It’s a simple, but useful little trick that people may not know. Just stick your phone’s lens right up to the telescope and you’ll be able to capture the magnified image on the other side. The above photo was taken by my phone through a telescope during my honeymoon in Costa Rica. I think there was supposed to be a bird or something, but it was a jerk and flew away before I took the shot. Works with binoculars, too!
A proxy server is a server that sits between a client application, such as a Web browser, and a real server. It intercepts all requests to the real server to see if it can fulfill the requests itself. If not, it forwards the request to the real server.
Purpose of a Proxy Server
Proxy servers have two main purposes: to improve performance and to filter requests.
Proxy servers can dramatically improve performance for groups of users. This is because it saves the results of all requests for a certain amount of time. Consider the case where both user X and user Y access the World Wide Web through a proxy server. First user X requests a certain Web page, which we’ll call Page 1. Sometime later, user Y requests the same page.

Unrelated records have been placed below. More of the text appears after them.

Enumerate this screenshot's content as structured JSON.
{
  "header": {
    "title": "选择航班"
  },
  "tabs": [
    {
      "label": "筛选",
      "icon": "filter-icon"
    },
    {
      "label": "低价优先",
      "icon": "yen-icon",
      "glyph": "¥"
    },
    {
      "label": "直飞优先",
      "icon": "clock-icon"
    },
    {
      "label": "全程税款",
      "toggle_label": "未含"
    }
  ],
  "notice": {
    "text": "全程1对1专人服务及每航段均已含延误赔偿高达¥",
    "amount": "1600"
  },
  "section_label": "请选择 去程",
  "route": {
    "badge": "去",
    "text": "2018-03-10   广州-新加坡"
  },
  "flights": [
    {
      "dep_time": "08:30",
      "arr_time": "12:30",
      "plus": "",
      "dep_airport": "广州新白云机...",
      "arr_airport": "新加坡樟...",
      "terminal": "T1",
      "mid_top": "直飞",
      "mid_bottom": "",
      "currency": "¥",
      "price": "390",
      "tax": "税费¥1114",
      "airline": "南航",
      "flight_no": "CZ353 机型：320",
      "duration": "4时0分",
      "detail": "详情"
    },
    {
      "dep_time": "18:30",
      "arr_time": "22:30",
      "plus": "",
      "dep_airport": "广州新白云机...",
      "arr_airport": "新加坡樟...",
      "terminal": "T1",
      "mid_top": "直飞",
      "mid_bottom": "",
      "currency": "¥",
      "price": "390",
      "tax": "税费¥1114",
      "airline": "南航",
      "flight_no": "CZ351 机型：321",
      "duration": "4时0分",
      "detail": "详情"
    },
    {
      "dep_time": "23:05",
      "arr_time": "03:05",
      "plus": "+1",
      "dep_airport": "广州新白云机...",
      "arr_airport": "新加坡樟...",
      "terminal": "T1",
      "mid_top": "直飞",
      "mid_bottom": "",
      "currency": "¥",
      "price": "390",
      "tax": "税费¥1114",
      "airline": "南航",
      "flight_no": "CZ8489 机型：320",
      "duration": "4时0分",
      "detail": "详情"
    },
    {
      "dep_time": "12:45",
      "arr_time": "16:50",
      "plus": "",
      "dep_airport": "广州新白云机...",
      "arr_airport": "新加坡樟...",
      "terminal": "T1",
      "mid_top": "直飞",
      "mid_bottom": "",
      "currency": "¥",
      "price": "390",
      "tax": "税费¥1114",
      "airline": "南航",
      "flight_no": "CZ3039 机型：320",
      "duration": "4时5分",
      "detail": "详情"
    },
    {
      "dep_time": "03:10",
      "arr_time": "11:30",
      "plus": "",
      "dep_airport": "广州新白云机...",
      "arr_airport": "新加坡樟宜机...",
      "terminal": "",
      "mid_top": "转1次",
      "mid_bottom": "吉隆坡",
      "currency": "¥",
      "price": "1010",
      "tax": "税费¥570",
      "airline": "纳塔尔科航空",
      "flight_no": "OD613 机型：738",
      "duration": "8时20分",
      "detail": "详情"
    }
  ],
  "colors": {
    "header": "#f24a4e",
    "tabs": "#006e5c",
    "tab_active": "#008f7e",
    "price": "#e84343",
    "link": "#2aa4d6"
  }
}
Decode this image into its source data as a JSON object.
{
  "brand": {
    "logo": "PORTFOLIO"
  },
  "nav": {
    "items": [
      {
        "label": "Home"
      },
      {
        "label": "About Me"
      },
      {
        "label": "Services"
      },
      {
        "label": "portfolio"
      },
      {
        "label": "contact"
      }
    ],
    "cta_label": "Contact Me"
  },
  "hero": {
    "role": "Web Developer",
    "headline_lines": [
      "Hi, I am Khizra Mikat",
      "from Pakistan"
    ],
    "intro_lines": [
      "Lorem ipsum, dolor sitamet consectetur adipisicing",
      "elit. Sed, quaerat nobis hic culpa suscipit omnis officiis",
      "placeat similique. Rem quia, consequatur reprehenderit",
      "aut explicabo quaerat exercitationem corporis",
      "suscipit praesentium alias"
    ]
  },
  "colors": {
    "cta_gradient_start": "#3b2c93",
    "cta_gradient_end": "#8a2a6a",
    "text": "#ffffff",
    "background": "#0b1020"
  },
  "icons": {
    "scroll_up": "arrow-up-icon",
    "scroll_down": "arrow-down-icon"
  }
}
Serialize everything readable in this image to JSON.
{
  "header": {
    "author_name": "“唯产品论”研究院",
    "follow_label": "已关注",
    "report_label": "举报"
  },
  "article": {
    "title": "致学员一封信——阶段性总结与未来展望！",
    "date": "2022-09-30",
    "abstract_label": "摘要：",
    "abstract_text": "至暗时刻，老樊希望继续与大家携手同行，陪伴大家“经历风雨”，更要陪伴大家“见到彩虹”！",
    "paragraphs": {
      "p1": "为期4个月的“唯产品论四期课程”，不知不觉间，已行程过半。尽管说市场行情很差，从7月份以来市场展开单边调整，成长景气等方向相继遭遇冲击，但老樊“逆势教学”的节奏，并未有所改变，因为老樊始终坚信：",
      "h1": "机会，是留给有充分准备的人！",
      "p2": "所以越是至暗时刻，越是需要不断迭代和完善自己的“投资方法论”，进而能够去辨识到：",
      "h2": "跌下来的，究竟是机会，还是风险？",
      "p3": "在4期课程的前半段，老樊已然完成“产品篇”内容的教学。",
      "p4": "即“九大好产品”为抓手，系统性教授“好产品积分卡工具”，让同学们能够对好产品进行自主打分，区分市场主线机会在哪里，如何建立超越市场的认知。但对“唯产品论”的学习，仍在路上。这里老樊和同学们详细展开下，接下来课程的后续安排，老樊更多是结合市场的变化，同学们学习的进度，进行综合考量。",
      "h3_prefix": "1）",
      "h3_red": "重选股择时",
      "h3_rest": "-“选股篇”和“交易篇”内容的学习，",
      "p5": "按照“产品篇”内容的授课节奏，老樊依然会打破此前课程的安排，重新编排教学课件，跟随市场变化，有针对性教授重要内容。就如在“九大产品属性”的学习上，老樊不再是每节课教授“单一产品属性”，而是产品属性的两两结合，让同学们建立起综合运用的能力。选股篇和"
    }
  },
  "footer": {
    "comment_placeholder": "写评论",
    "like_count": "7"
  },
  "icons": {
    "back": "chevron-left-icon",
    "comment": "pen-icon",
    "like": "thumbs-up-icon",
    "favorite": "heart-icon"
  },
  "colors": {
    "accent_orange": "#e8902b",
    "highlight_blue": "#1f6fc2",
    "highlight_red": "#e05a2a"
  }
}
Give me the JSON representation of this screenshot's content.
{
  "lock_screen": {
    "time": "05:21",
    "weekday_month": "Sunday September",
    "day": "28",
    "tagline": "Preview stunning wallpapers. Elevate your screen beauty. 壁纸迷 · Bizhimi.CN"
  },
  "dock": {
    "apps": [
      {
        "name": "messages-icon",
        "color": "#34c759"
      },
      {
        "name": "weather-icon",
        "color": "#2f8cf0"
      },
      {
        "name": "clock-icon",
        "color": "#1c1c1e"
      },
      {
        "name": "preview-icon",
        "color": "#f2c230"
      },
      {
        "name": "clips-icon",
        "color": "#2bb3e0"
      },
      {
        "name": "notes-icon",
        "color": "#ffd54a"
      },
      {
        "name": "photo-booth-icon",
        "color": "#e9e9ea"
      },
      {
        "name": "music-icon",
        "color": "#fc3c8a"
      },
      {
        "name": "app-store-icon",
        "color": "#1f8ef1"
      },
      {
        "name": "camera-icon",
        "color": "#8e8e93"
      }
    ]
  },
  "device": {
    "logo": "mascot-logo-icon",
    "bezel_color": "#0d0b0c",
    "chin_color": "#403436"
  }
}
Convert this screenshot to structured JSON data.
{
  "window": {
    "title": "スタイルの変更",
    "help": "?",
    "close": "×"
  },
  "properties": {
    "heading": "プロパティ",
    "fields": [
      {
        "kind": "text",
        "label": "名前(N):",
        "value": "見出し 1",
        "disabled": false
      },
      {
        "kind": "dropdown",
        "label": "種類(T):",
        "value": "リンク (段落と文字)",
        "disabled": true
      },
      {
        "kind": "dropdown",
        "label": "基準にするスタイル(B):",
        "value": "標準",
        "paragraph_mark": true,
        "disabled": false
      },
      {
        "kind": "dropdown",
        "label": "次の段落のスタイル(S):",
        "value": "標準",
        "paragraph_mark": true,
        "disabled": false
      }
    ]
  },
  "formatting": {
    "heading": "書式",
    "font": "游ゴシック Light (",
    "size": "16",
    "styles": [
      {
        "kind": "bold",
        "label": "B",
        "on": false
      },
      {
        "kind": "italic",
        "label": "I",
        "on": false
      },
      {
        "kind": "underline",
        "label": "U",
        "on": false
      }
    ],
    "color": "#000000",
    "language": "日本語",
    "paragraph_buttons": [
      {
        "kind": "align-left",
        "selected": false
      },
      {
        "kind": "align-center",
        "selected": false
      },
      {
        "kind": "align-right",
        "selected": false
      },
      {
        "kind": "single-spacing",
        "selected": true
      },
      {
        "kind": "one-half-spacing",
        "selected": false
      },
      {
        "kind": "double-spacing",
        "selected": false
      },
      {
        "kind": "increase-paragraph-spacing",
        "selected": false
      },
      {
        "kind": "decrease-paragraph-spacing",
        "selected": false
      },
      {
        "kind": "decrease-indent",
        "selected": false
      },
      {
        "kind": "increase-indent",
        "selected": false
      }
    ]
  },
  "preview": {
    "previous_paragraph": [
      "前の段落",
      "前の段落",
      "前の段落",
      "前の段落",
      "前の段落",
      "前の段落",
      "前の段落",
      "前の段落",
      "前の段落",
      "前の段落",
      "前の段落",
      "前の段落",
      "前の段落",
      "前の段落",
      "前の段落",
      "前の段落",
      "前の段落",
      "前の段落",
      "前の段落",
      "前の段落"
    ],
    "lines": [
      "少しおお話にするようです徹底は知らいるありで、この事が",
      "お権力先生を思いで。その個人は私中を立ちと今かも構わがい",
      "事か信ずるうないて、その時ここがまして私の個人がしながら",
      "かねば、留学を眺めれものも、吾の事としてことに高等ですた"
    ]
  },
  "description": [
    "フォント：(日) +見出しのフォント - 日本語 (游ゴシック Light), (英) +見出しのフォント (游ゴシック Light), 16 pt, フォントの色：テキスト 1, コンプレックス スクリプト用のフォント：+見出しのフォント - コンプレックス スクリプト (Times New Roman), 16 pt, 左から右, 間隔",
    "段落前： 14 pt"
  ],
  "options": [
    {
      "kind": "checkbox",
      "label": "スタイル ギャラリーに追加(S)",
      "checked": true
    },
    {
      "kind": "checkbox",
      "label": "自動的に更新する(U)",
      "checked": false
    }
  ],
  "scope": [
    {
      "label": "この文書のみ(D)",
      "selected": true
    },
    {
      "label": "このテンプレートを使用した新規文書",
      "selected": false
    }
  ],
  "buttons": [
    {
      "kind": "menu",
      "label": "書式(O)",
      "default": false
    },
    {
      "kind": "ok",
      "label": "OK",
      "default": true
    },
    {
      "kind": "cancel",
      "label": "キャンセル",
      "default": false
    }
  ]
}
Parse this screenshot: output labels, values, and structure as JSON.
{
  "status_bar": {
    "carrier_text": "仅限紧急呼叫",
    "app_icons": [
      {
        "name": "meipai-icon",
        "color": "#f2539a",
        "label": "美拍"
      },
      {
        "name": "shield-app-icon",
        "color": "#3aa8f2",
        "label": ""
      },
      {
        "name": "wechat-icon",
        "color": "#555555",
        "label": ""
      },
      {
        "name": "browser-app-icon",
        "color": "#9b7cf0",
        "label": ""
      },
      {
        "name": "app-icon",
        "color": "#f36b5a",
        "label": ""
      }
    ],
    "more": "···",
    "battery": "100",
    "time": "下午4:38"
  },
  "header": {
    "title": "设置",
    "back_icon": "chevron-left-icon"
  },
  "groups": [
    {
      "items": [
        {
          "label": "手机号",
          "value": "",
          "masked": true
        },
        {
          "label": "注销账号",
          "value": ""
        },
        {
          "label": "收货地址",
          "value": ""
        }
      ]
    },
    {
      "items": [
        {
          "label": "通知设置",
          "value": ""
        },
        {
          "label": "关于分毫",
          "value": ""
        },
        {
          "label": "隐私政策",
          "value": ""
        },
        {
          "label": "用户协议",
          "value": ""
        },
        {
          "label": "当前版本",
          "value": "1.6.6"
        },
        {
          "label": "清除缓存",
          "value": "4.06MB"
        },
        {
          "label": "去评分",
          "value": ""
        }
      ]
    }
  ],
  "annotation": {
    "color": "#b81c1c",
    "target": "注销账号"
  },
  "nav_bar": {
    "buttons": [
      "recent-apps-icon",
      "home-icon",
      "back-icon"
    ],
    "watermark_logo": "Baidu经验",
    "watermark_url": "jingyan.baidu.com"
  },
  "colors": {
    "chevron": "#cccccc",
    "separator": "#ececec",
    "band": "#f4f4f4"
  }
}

Instead of forwarding the request to the Web server where Page 1 resides, which can be a time-consuming operation, the proxy server simply returns the Page 1 that it already fetched for user X. Since the proxy server is often on the same network as the user, this is a much faster operation. Real proxy servers support hundreds or thousands of users.